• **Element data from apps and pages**
*** Begin section ***
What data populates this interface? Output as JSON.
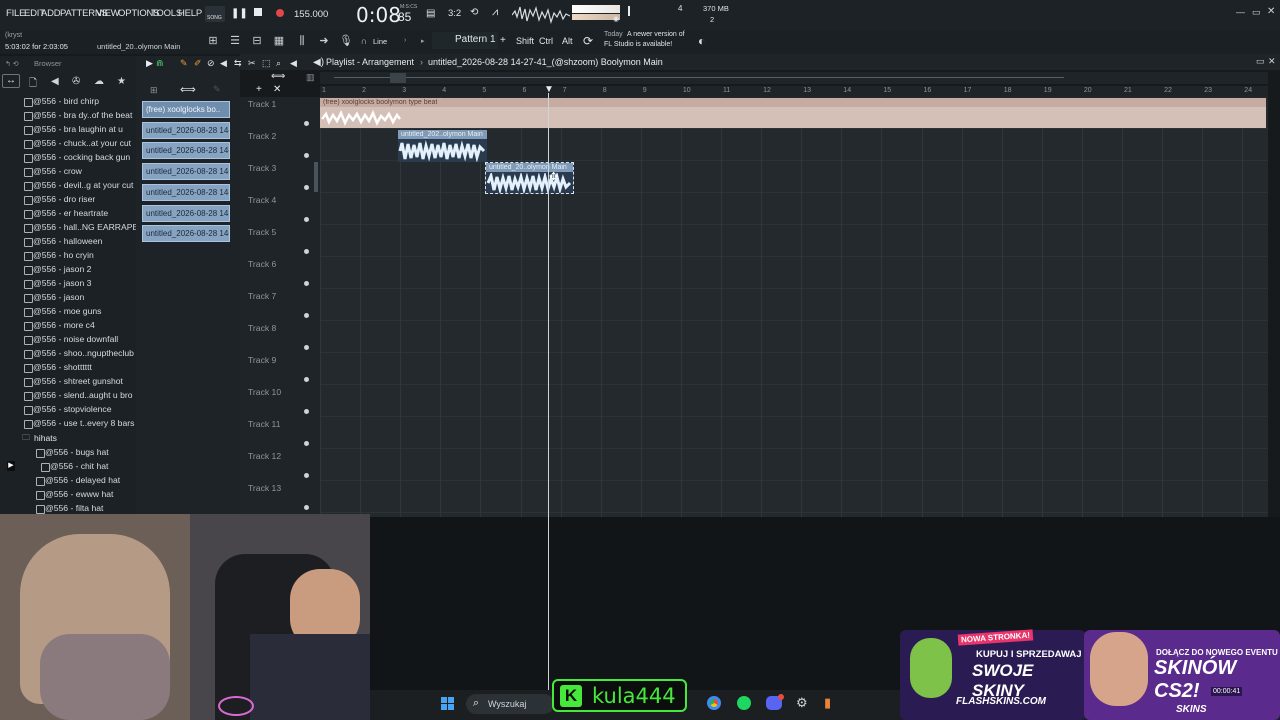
{
  "menu": {
    "items": [
      "FILE",
      "EDIT",
      "ADD",
      "PATTERNS",
      "VIEW",
      "OPTIONS",
      "TOOLS",
      "HELP"
    ],
    "song_mode": "SONG",
    "tempo": "155.000",
    "time": "0:08",
    "time_ms": "85",
    "msc_label": "M:S:CS",
    "beats_label": "3:2",
    "counter": "4",
    "memory": "370 MB",
    "memory_sub": "2"
  },
  "hint": {
    "user": "(kryst",
    "timestamp": "5:03:02 for 2:03:05",
    "project_label": "untitled_20..olymon Main",
    "line_mode": "Line",
    "pattern": "Pattern 1",
    "keys": [
      "Shift",
      "Ctrl",
      "Alt"
    ],
    "update_today": "Today",
    "update_text": "A newer version of",
    "update_text2": "FL Studio is available!"
  },
  "browser": {
    "title": "Browser",
    "items": [
      "@556 - bird chirp",
      "@556 - bra dy..of the beat",
      "@556 - bra laughin at u",
      "@556 - chuck..at your cut",
      "@556 - cocking back gun",
      "@556 - crow",
      "@556 - devil..g at your cut",
      "@556 - dro riser",
      "@556 - er heartrate",
      "@556 - hall..NG EARRAPE)",
      "@556 - halloween",
      "@556 - ho cryin",
      "@556 - jason 2",
      "@556 - jason 3",
      "@556 - jason",
      "@556 - moe guns",
      "@556 - more c4",
      "@556 - noise downfall",
      "@556 - shoo..nguptheclub",
      "@556 - shotttttt",
      "@556 - shtreet gunshot",
      "@556 - slend..aught u bro",
      "@556 - stopviolence",
      "@556 - use t..every 8 bars"
    ],
    "folder": "hihats",
    "sub_items": [
      "@556 - bugs hat",
      "@556 - chit hat",
      "@556 - delayed hat",
      "@556 - ewww hat",
      "@556 - filta hat"
    ]
  },
  "picker": {
    "clips": [
      "(free) xoolglocks bo..",
      "untitled_2026-08-28 14-",
      "untitled_2026-08-28 14-",
      "untitled_2026-08-28 14-",
      "untitled_2026-08-28 14-",
      "untitled_2026-08-28 14-",
      "untitled_2026-08-28 14-"
    ]
  },
  "playlist": {
    "title_prefix": "Playlist - Arrangement",
    "title_project": "untitled_2026-08-28 14-27-41_(@shzoom) Boolymon Main",
    "tracks": [
      "Track 1",
      "Track 2",
      "Track 3",
      "Track 4",
      "Track 5",
      "Track 6",
      "Track 7",
      "Track 8",
      "Track 9",
      "Track 10",
      "Track 11",
      "Track 12",
      "Track 13"
    ],
    "ruler": [
      "1",
      "2",
      "3",
      "4",
      "5",
      "6",
      "7",
      "8",
      "9",
      "10",
      "11",
      "12",
      "13",
      "14",
      "15",
      "16",
      "17",
      "18",
      "19",
      "20",
      "21",
      "22",
      "23",
      "24"
    ],
    "clip1": "(free) xoolglocks boolymon type beat",
    "clip2": "untitled_202..olymon Main",
    "clip3": "untitled_20..olymon Main"
  },
  "taskbar": {
    "search": "Wyszukaj"
  },
  "overlay": {
    "streamer": "kula444",
    "ad1_tag": "NOWA STRONKA!",
    "ad1_line1": "KUPUJ I SPRZEDAWAJ",
    "ad1_line2": "SWOJE SKINY",
    "ad1_brand": "FLASHSKINS.COM",
    "ad2_line1": "DOŁĄCZ DO NOWEGO EVENTU",
    "ad2_line2": "SKINÓW CS2!",
    "ad2_timer": "00:00:41",
    "ad2_brand": "SKINS"
  },
  "colors": {
    "accent_green": "#46e83c",
    "clip_blue": "#86a4c2",
    "clip_peach": "#d9c3bc"
  }
}
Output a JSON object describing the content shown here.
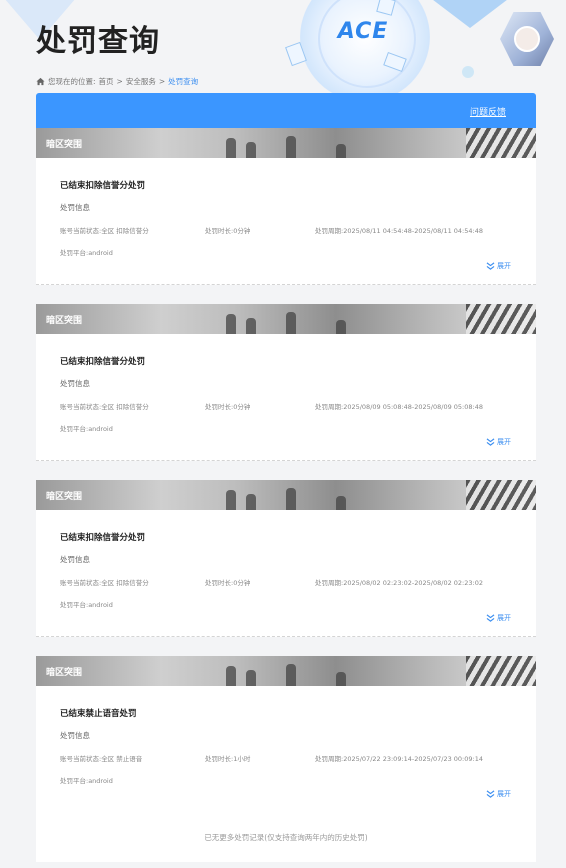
{
  "page": {
    "title": "处罚查询",
    "logo_text": "ACE"
  },
  "breadcrumb": {
    "prefix": "您现在的位置:",
    "items": [
      "首页",
      "安全服务",
      "处罚查询"
    ],
    "separator": ">"
  },
  "header": {
    "feedback_label": "问题反馈"
  },
  "records": [
    {
      "region": "暗区突围",
      "title": "已结束扣除信誉分处罚",
      "subtitle": "处罚信息",
      "status": "账号当前状态:全区 扣除信誉分",
      "duration": "处罚时长:0分钟",
      "period": "处罚周期:2025/08/11 04:54:48-2025/08/11 04:54:48",
      "platform": "处罚平台:android",
      "expand_label": "展开"
    },
    {
      "region": "暗区突围",
      "title": "已结束扣除信誉分处罚",
      "subtitle": "处罚信息",
      "status": "账号当前状态:全区 扣除信誉分",
      "duration": "处罚时长:0分钟",
      "period": "处罚周期:2025/08/09 05:08:48-2025/08/09 05:08:48",
      "platform": "处罚平台:android",
      "expand_label": "展开"
    },
    {
      "region": "暗区突围",
      "title": "已结束扣除信誉分处罚",
      "subtitle": "处罚信息",
      "status": "账号当前状态:全区 扣除信誉分",
      "duration": "处罚时长:0分钟",
      "period": "处罚周期:2025/08/02 02:23:02-2025/08/02 02:23:02",
      "platform": "处罚平台:android",
      "expand_label": "展开"
    },
    {
      "region": "暗区突围",
      "title": "已结束禁止语音处罚",
      "subtitle": "处罚信息",
      "status": "账号当前状态:全区 禁止语音",
      "duration": "处罚时长:1小时",
      "period": "处罚周期:2025/07/22 23:09:14-2025/07/23 00:09:14",
      "platform": "处罚平台:android",
      "expand_label": "展开"
    }
  ],
  "footer": {
    "note": "已无更多处罚记录(仅支持查询两年内的历史处罚)"
  },
  "colors": {
    "accent": "#3b96ff",
    "link": "#3b8ef0",
    "background": "#f3f4f6"
  },
  "icons": {
    "breadcrumb": "home-icon",
    "expand": "double-chevron-down-icon"
  }
}
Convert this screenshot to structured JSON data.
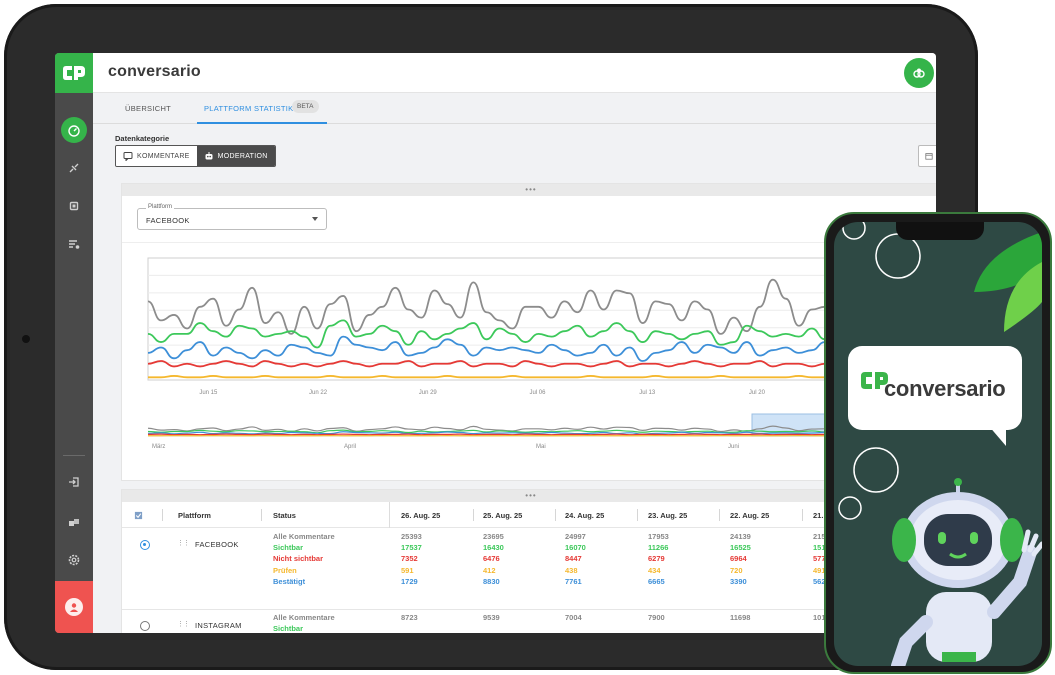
{
  "app": {
    "brand": "conversario"
  },
  "tabs": [
    {
      "label": "ÜBERSICHT"
    },
    {
      "label": "PLATTFORM STATISTIK"
    }
  ],
  "badge": "BETA",
  "category": {
    "label": "Datenkategorie",
    "options": [
      {
        "label": "KOMMENTARE"
      },
      {
        "label": "MODERATION"
      }
    ],
    "active": "MODERATION"
  },
  "platform_select": {
    "legend": "Plattform",
    "value": "FACEBOOK"
  },
  "chart_data": {
    "type": "line",
    "x": [
      "Jun 15",
      "Jun 22",
      "Jun 29",
      "Jul 06",
      "Jul 13",
      "Jul 20",
      "Jul 27"
    ],
    "navigator_labels": [
      "März",
      "April",
      "Mai",
      "Juni"
    ],
    "series": [
      {
        "color": "#8c8c8c",
        "values": [
          29,
          22,
          24,
          19,
          27,
          30,
          20,
          26,
          34,
          21,
          25,
          17,
          27,
          19,
          28,
          31,
          18,
          24,
          27,
          34,
          26,
          23,
          33,
          28,
          23,
          36,
          25,
          22,
          19,
          27,
          27,
          23,
          29,
          25,
          33,
          26,
          33,
          32,
          21,
          29,
          28,
          22,
          29,
          26,
          17,
          23,
          18,
          27,
          37,
          30,
          20,
          26,
          27,
          24,
          22,
          23,
          25,
          28,
          26,
          24
        ]
      },
      {
        "color": "#3cc85a",
        "values": [
          17,
          14,
          17,
          17,
          21,
          18,
          16,
          20,
          19,
          16,
          17,
          18,
          16,
          12,
          20,
          22,
          16,
          17,
          20,
          18,
          13,
          18,
          15,
          17,
          19,
          21,
          15,
          19,
          17,
          14,
          17,
          16,
          18,
          20,
          16,
          18,
          21,
          18,
          14,
          18,
          17,
          15,
          17,
          18,
          13,
          14,
          20,
          18,
          16,
          17,
          16,
          19,
          15,
          17,
          18,
          20,
          16,
          17,
          18,
          16
        ]
      },
      {
        "color": "#3d8fd8",
        "values": [
          10,
          12,
          8,
          11,
          14,
          9,
          12,
          10,
          8,
          11,
          9,
          13,
          12,
          10,
          9,
          16,
          13,
          12,
          11,
          14,
          9,
          10,
          12,
          15,
          13,
          9,
          12,
          11,
          12,
          11,
          10,
          13,
          11,
          9,
          10,
          13,
          9,
          12,
          7,
          10,
          11,
          14,
          10,
          13,
          12,
          10,
          14,
          9,
          11,
          12,
          10,
          11,
          14,
          12,
          13,
          9,
          11,
          10,
          12,
          13
        ]
      },
      {
        "color": "#e53935",
        "values": [
          6,
          7,
          5,
          6,
          5,
          6,
          7,
          6,
          5,
          7,
          6,
          5,
          6,
          5,
          6,
          7,
          6,
          5,
          6,
          6,
          7,
          5,
          6,
          6,
          7,
          5,
          6,
          6,
          5,
          7,
          6,
          5,
          6,
          6,
          5,
          6,
          7,
          5,
          6,
          6,
          5,
          6,
          7,
          6,
          5,
          6,
          6,
          7,
          5,
          6,
          6,
          5,
          6,
          7,
          5,
          6,
          6,
          5,
          6,
          6
        ]
      },
      {
        "color": "#f5b82e",
        "values": [
          1,
          1,
          1.5,
          1,
          1,
          1.5,
          1,
          1,
          1,
          1.5,
          1,
          1,
          1,
          1,
          1.5,
          1,
          1,
          1,
          1.5,
          1,
          1,
          1,
          1,
          1.5,
          1,
          1,
          1,
          1,
          1.5,
          1,
          1,
          1,
          1,
          1,
          1.5,
          1,
          1,
          1,
          1,
          1.5,
          1,
          1,
          1,
          1,
          1.5,
          1,
          1,
          1,
          1,
          1,
          1.5,
          1,
          1,
          1,
          1,
          1.5,
          1,
          1,
          1,
          1
        ]
      }
    ],
    "ylim": [
      0,
      45
    ],
    "grid": true
  },
  "table": {
    "headers": {
      "platform": "Plattform",
      "status": "Status"
    },
    "dates": [
      "26. Aug. 25",
      "25. Aug. 25",
      "24. Aug. 25",
      "23. Aug. 25",
      "22. Aug. 25",
      "21. A"
    ],
    "status_labels": [
      "Alle Kommentare",
      "Sichtbar",
      "Nicht sichtbar",
      "Prüfen",
      "Bestätigt"
    ],
    "status_colors": [
      "#888888",
      "#3cc85a",
      "#e53935",
      "#f5b82e",
      "#3d8fd8"
    ],
    "rows": [
      {
        "platform": "FACEBOOK",
        "selected": true,
        "values": [
          [
            "25393",
            "17537",
            "7352",
            "591",
            "1729"
          ],
          [
            "23695",
            "16430",
            "6476",
            "412",
            "8830"
          ],
          [
            "24997",
            "16070",
            "8447",
            "438",
            "7761"
          ],
          [
            "17953",
            "11266",
            "6279",
            "434",
            "6665"
          ],
          [
            "24139",
            "16525",
            "6964",
            "720",
            "3390"
          ],
          [
            "2150",
            "1518",
            "5777",
            "491",
            "5621"
          ]
        ]
      },
      {
        "platform": "INSTAGRAM",
        "selected": false,
        "values": [
          [
            "8723",
            "",
            "",
            "",
            ""
          ],
          [
            "9539",
            "",
            "",
            "",
            ""
          ],
          [
            "7004",
            "",
            "",
            "",
            ""
          ],
          [
            "7900",
            "",
            "",
            "",
            ""
          ],
          [
            "11698",
            "",
            "",
            "",
            ""
          ],
          [
            "1018",
            "",
            "",
            "",
            ""
          ]
        ]
      }
    ]
  },
  "phone": {
    "brand": "conversario"
  }
}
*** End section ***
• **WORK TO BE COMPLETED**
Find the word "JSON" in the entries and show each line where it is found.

• **WRITTEN SOLUTION**
What data populates this interface? Output as JSON.
Output a JSON object describing the content shown here.
Convert this screenshot to structured JSON data.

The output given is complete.